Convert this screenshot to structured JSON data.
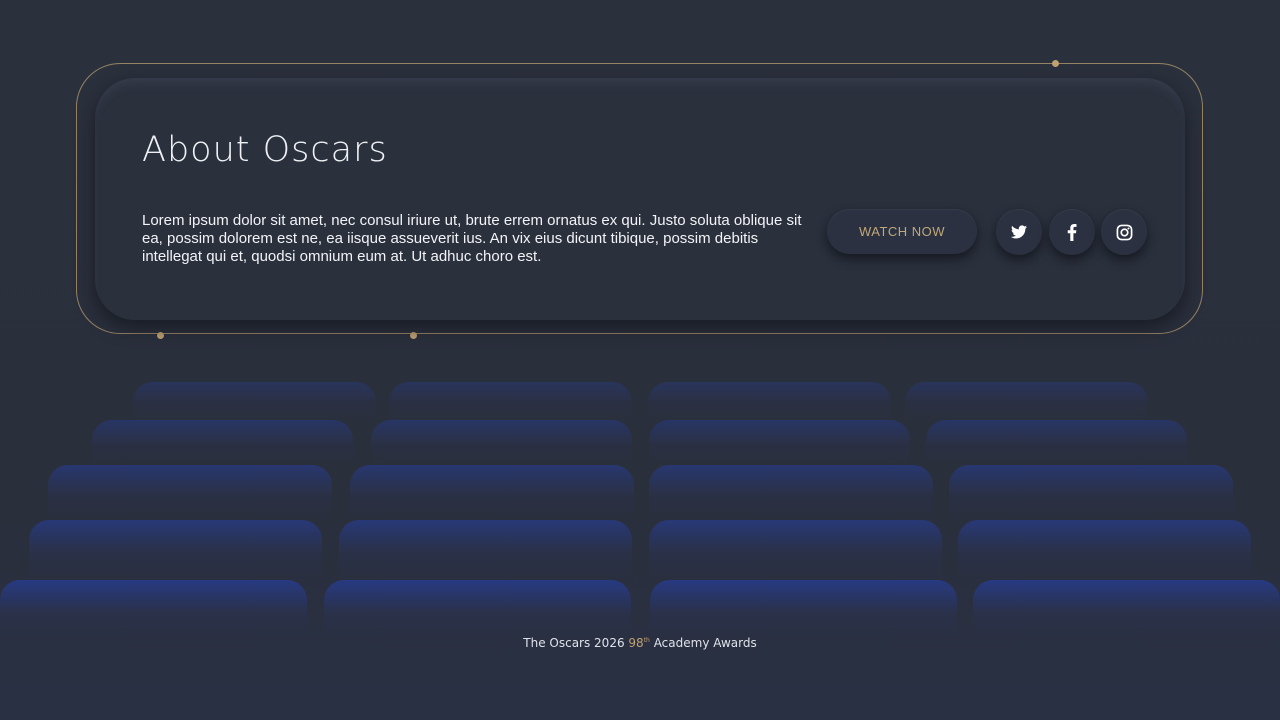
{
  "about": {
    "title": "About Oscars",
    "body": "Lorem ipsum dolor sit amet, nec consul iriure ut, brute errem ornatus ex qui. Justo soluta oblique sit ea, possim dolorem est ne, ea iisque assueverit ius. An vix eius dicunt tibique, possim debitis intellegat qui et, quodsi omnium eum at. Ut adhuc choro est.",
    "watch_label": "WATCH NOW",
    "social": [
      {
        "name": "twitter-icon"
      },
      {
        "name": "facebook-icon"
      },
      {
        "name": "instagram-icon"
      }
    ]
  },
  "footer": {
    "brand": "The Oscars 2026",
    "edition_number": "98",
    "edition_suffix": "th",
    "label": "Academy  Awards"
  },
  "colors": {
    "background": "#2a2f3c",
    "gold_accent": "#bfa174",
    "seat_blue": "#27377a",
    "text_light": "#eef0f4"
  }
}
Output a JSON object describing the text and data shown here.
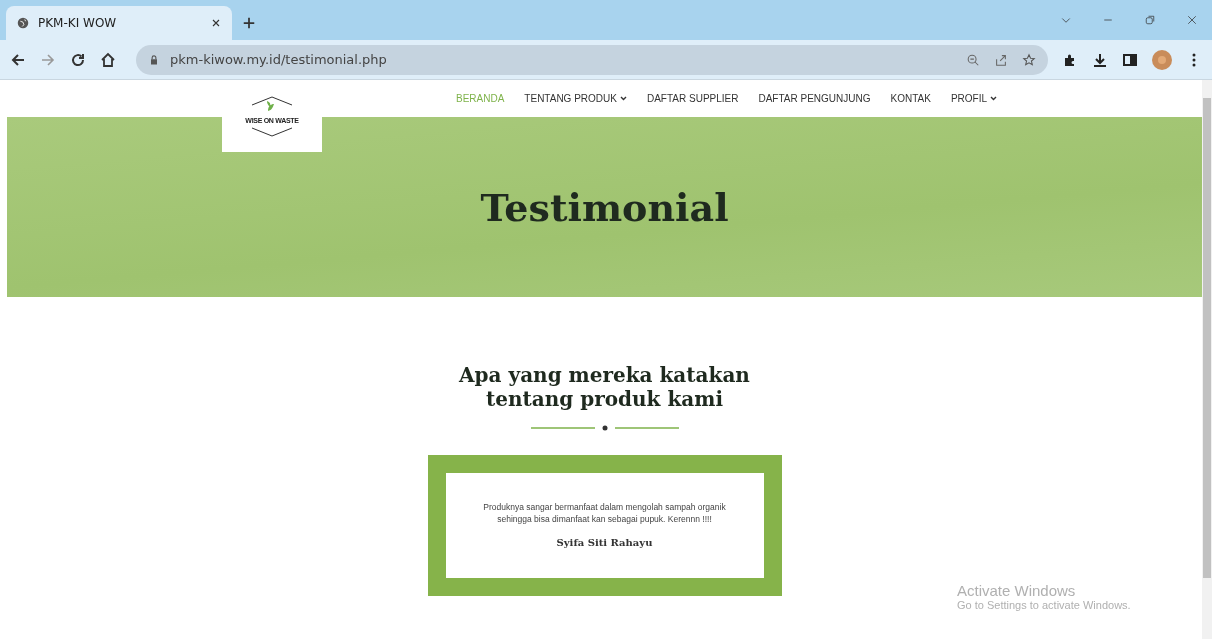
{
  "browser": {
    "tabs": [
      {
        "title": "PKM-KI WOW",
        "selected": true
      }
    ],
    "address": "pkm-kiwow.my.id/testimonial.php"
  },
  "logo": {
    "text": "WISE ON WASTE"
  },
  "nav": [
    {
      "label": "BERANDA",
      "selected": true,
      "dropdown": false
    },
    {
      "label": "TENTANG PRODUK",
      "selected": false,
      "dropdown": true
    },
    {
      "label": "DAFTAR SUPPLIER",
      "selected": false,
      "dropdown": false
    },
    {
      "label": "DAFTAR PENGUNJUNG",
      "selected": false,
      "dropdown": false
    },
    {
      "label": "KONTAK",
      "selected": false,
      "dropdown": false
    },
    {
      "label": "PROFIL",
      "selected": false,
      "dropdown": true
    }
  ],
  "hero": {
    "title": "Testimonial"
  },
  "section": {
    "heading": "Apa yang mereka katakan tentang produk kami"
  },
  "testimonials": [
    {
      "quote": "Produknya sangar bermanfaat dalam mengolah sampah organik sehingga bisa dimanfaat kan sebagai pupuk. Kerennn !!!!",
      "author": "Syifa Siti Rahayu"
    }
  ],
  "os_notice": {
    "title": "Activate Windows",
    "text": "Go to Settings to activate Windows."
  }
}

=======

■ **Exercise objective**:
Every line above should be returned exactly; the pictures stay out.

■ **Answer to the problem**:
Convert this screenshot to structured JSON data.
{
  "about": {
    "title": "About Oscars",
    "body": "Lorem ipsum dolor sit amet, nec consul iriure ut, brute errem ornatus ex qui. Justo soluta oblique sit ea, possim dolorem est ne, ea iisque assueverit ius. An vix eius dicunt tibique, possim debitis intellegat qui et, quodsi omnium eum at. Ut adhuc choro est.",
    "watch_label": "WATCH NOW",
    "social": [
      {
        "name": "twitter-icon"
      },
      {
        "name": "facebook-icon"
      },
      {
        "name": "instagram-icon"
      }
    ]
  },
  "footer": {
    "brand": "The Oscars 2026",
    "edition_number": "98",
    "edition_suffix": "th",
    "label": "Academy  Awards"
  },
  "colors": {
    "background": "#2a2f3c",
    "gold_accent": "#bfa174",
    "seat_blue": "#27377a",
    "text_light": "#eef0f4"
  }
}
Output a JSON object describing the text and data shown here.
{
  "browser": {
    "tabs": [
      {
        "title": "PKM-KI WOW",
        "selected": true
      }
    ],
    "address": "pkm-kiwow.my.id/testimonial.php"
  },
  "logo": {
    "text": "WISE ON WASTE"
  },
  "nav": [
    {
      "label": "BERANDA",
      "selected": true,
      "dropdown": false
    },
    {
      "label": "TENTANG PRODUK",
      "selected": false,
      "dropdown": true
    },
    {
      "label": "DAFTAR SUPPLIER",
      "selected": false,
      "dropdown": false
    },
    {
      "label": "DAFTAR PENGUNJUNG",
      "selected": false,
      "dropdown": false
    },
    {
      "label": "KONTAK",
      "selected": false,
      "dropdown": false
    },
    {
      "label": "PROFIL",
      "selected": false,
      "dropdown": true
    }
  ],
  "hero": {
    "title": "Testimonial"
  },
  "section": {
    "heading": "Apa yang mereka katakan tentang produk kami"
  },
  "testimonials": [
    {
      "quote": "Produknya sangar bermanfaat dalam mengolah sampah organik sehingga bisa dimanfaat kan sebagai pupuk. Kerennn !!!!",
      "author": "Syifa Siti Rahayu"
    }
  ],
  "os_notice": {
    "title": "Activate Windows",
    "text": "Go to Settings to activate Windows."
  }
}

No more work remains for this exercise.